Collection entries
────────────────────────────────────────
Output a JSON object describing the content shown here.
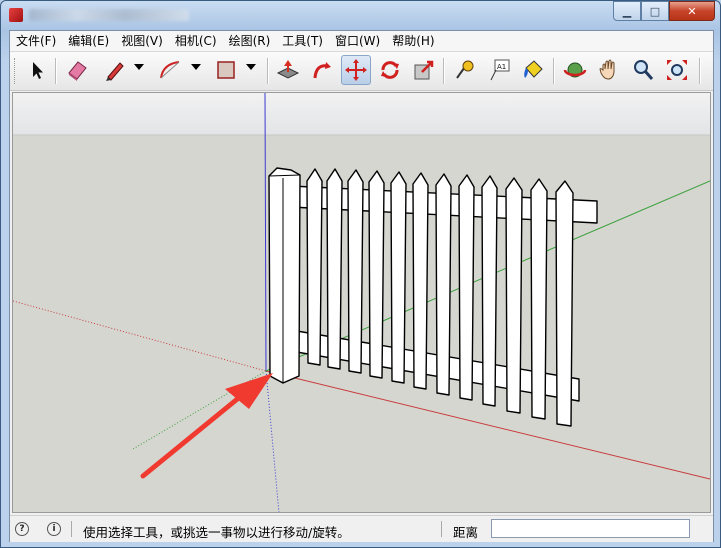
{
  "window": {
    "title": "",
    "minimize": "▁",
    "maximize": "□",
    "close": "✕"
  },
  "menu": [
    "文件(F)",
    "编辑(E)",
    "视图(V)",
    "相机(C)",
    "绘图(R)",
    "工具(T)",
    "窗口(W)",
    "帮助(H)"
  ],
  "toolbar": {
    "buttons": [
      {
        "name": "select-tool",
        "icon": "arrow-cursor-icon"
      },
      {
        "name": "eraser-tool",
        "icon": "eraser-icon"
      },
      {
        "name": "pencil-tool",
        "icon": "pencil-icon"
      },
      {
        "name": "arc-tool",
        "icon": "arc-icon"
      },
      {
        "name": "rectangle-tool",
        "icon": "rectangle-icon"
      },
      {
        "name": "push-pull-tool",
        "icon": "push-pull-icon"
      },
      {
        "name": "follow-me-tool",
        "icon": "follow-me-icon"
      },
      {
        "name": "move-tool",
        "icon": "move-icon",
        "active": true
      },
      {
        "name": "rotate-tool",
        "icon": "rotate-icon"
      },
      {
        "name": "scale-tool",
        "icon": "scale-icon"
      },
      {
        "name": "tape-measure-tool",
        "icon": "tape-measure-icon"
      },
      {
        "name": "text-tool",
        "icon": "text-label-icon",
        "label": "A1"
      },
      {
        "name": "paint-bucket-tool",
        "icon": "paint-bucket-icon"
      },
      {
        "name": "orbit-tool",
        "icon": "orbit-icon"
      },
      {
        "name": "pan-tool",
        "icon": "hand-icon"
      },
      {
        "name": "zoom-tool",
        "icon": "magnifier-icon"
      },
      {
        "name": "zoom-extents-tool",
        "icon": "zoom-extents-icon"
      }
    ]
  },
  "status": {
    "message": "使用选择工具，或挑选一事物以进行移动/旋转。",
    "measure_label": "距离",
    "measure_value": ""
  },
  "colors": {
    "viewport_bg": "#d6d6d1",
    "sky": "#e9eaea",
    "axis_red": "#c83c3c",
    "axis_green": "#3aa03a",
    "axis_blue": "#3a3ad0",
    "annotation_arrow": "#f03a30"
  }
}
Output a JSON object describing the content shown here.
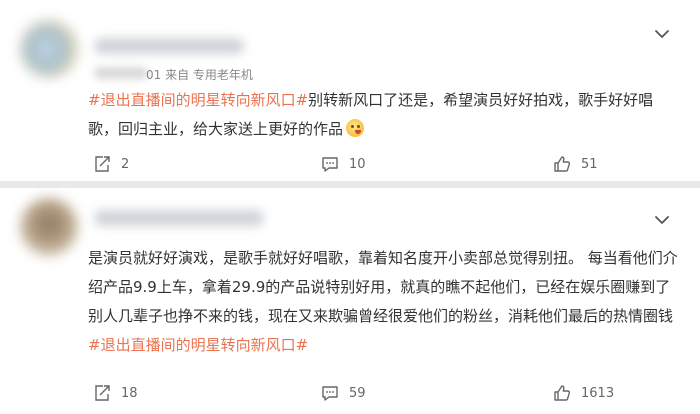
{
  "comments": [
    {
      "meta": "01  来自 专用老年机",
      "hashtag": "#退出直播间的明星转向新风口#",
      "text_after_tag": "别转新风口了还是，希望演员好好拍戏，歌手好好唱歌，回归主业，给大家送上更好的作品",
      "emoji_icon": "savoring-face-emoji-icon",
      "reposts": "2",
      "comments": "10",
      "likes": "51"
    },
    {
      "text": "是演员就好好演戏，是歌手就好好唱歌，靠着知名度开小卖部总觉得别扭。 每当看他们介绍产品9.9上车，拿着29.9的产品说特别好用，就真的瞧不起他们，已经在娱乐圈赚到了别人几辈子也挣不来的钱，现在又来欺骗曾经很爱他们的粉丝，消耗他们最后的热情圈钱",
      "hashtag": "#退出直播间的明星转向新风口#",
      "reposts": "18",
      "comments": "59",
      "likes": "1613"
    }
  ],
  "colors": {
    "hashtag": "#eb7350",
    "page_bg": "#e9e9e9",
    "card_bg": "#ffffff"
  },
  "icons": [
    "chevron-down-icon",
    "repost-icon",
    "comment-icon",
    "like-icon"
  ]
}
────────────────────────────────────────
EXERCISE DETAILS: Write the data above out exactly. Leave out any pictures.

RESPONSE:
Output a JSON object describing the content shown here.
{
  "window": {
    "title": "",
    "minimize": "▁",
    "maximize": "□",
    "close": "✕"
  },
  "menu": [
    "文件(F)",
    "编辑(E)",
    "视图(V)",
    "相机(C)",
    "绘图(R)",
    "工具(T)",
    "窗口(W)",
    "帮助(H)"
  ],
  "toolbar": {
    "buttons": [
      {
        "name": "select-tool",
        "icon": "arrow-cursor-icon"
      },
      {
        "name": "eraser-tool",
        "icon": "eraser-icon"
      },
      {
        "name": "pencil-tool",
        "icon": "pencil-icon"
      },
      {
        "name": "arc-tool",
        "icon": "arc-icon"
      },
      {
        "name": "rectangle-tool",
        "icon": "rectangle-icon"
      },
      {
        "name": "push-pull-tool",
        "icon": "push-pull-icon"
      },
      {
        "name": "follow-me-tool",
        "icon": "follow-me-icon"
      },
      {
        "name": "move-tool",
        "icon": "move-icon",
        "active": true
      },
      {
        "name": "rotate-tool",
        "icon": "rotate-icon"
      },
      {
        "name": "scale-tool",
        "icon": "scale-icon"
      },
      {
        "name": "tape-measure-tool",
        "icon": "tape-measure-icon"
      },
      {
        "name": "text-tool",
        "icon": "text-label-icon",
        "label": "A1"
      },
      {
        "name": "paint-bucket-tool",
        "icon": "paint-bucket-icon"
      },
      {
        "name": "orbit-tool",
        "icon": "orbit-icon"
      },
      {
        "name": "pan-tool",
        "icon": "hand-icon"
      },
      {
        "name": "zoom-tool",
        "icon": "magnifier-icon"
      },
      {
        "name": "zoom-extents-tool",
        "icon": "zoom-extents-icon"
      }
    ]
  },
  "status": {
    "message": "使用选择工具，或挑选一事物以进行移动/旋转。",
    "measure_label": "距离",
    "measure_value": ""
  },
  "colors": {
    "viewport_bg": "#d6d6d1",
    "sky": "#e9eaea",
    "axis_red": "#c83c3c",
    "axis_green": "#3aa03a",
    "axis_blue": "#3a3ad0",
    "annotation_arrow": "#f03a30"
  }
}
Output a JSON object describing the content shown here.
{
  "comments": [
    {
      "meta": "01  来自 专用老年机",
      "hashtag": "#退出直播间的明星转向新风口#",
      "text_after_tag": "别转新风口了还是，希望演员好好拍戏，歌手好好唱歌，回归主业，给大家送上更好的作品",
      "emoji_icon": "savoring-face-emoji-icon",
      "reposts": "2",
      "comments": "10",
      "likes": "51"
    },
    {
      "text": "是演员就好好演戏，是歌手就好好唱歌，靠着知名度开小卖部总觉得别扭。 每当看他们介绍产品9.9上车，拿着29.9的产品说特别好用，就真的瞧不起他们，已经在娱乐圈赚到了别人几辈子也挣不来的钱，现在又来欺骗曾经很爱他们的粉丝，消耗他们最后的热情圈钱",
      "hashtag": "#退出直播间的明星转向新风口#",
      "reposts": "18",
      "comments": "59",
      "likes": "1613"
    }
  ],
  "colors": {
    "hashtag": "#eb7350",
    "page_bg": "#e9e9e9",
    "card_bg": "#ffffff"
  },
  "icons": [
    "chevron-down-icon",
    "repost-icon",
    "comment-icon",
    "like-icon"
  ]
}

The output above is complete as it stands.